I’m thrilled that foie gras is off the menu at Winterlude. What shocks me is that the National Post didn’t have the guts to run a photo depicting the condition of ducks and geese on a foie gras “farm”. What are you scared of? The truth?  Instead you give us the tirades of chefs who don’t care that farmers shove a metal rod down the necks of ducks and geese and pump their stomach full to bursting.  The birds choke on their own vomit, die in their cages, and are left to rot. The ducks and geese still alive scream with terror when they see the farmer coming with their metal rods.  National Post, visit one of the foie gras torture chambers in Quebec and write about that. Bon appetit!

Submitted by Jana C

I’m glad we’re seeing articles in the Globe and Mail and elsewhere   that focus on the controversy surrounding eating meat and/or animal   welfare (see, for e.g. “Duck-liver flap ruffles feathers of Ottawa   restauranteurs” – Jan. 12). The use and abuse of animals for arbitrary   and unnecessary purposes by humans is a topic that’s usually dismissed   outright by those who simply insist (often without argument) that such   practices are acceptable. It’s time we seriously question whether we   have good justification for using animals, most notably for food. Even   if one thinks that meat eating is ok in principle and resists taking a   strong animal rights perspective, it’s simply incredible to advocate   the way animals are treated on factory farms. What I and others in the   ‘minority’ ask from those in the majority is that they at least question whether they might be mistaken in holding fast to the ideology that animals are nothing but things intended for our consumption.

Two Medical Schools End Use of Live Pigs in Research: National Post January 2011

January 2011 in the National Post: Click here to read the article about the success of a PCRM campaign to end the use of live pigs in research.

Submitted by Barbi L

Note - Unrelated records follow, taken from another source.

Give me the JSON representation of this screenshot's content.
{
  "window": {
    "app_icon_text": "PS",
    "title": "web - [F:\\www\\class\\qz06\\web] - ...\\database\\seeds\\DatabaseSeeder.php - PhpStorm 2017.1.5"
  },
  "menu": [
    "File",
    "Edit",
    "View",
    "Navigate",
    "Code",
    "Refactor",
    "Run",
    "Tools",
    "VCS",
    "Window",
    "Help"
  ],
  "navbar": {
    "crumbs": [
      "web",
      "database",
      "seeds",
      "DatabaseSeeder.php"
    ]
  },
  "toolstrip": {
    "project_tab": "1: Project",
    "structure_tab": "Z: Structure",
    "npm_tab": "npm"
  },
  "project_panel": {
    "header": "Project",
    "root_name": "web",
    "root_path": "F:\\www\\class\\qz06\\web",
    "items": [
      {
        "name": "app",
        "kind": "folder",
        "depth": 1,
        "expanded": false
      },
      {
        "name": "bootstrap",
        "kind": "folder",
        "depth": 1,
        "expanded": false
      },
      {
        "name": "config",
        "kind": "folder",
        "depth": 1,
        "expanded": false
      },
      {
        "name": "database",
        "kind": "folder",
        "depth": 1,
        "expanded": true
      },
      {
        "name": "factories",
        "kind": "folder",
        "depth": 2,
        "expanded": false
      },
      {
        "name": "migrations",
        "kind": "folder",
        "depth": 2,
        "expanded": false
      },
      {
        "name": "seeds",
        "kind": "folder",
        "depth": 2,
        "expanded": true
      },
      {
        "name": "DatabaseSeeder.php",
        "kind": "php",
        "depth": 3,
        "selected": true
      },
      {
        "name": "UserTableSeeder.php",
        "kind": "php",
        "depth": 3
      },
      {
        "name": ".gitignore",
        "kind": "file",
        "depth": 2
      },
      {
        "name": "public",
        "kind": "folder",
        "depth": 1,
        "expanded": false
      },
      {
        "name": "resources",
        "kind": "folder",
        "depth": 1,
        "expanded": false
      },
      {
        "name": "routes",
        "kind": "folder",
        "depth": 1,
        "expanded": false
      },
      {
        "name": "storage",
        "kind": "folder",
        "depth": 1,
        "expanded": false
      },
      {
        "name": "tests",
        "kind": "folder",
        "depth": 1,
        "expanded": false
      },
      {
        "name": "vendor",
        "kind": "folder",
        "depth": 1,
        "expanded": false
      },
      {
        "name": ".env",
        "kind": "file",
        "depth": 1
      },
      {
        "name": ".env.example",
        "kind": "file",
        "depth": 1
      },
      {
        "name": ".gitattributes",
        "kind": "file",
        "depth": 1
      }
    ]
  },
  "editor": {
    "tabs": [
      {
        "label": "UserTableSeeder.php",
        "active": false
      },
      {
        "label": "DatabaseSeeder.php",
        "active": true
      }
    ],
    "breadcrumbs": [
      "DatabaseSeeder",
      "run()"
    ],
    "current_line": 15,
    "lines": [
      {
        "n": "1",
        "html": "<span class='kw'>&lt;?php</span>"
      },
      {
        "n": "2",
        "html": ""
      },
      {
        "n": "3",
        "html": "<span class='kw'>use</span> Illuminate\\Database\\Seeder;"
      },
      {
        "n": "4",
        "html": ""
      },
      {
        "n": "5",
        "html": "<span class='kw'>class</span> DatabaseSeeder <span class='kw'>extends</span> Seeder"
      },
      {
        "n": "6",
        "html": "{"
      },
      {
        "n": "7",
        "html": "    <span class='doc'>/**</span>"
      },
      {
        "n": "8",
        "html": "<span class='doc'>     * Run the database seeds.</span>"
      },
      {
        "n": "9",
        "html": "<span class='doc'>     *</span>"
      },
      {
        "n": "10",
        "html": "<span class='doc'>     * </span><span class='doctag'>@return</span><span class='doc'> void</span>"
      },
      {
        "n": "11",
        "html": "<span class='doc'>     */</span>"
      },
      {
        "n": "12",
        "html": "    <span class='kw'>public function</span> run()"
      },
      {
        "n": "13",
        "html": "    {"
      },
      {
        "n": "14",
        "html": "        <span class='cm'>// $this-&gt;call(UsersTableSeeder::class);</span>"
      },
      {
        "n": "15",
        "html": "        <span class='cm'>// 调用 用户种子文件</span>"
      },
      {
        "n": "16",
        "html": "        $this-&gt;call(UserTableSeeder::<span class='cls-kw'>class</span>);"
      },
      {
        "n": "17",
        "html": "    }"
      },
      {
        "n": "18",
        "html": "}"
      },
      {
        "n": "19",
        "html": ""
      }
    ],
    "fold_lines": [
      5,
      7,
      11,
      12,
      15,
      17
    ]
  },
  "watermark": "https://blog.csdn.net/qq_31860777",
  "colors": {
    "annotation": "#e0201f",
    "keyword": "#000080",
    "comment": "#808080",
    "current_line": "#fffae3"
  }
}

How ridiculous for people to claim that the Physicians Committee for Responsible Medicine has no place commenting on Canada’s outdated practices of using live pigs in trauma-treatment courses. When we witness atrocities in Rwanda or Darfur, do we not feel Canada is obligated to step in and urge their governments to take action and end the suffering?

PCRM is not just a bunch of “vegan doctors”, or left-wing animal activists as Blackwell’s article depicts. They are a well-established, respected group of medical doctors. They are among the widespread opposition coming from the scientific and medical community against the use of animals in medical research and teaching due to the fact that animals are poor surrogates for human anatomy.

For the people who claim that alternative methods aren’t as good as animal testing or training, why don’t they go and tell that to the 10,000 people born with birth defects thanks to thalidomide, for which animal tests had revealed it was “safe” for humans, or the 139,000 that suffered heart attacks (30-40% of them fatal) after taking Vioxx, another drug deemed safe for humans after animal testing.

This decision is a cause for celebration as we move towards better and more reliable, safe alternatives to animal testing in medical research and training.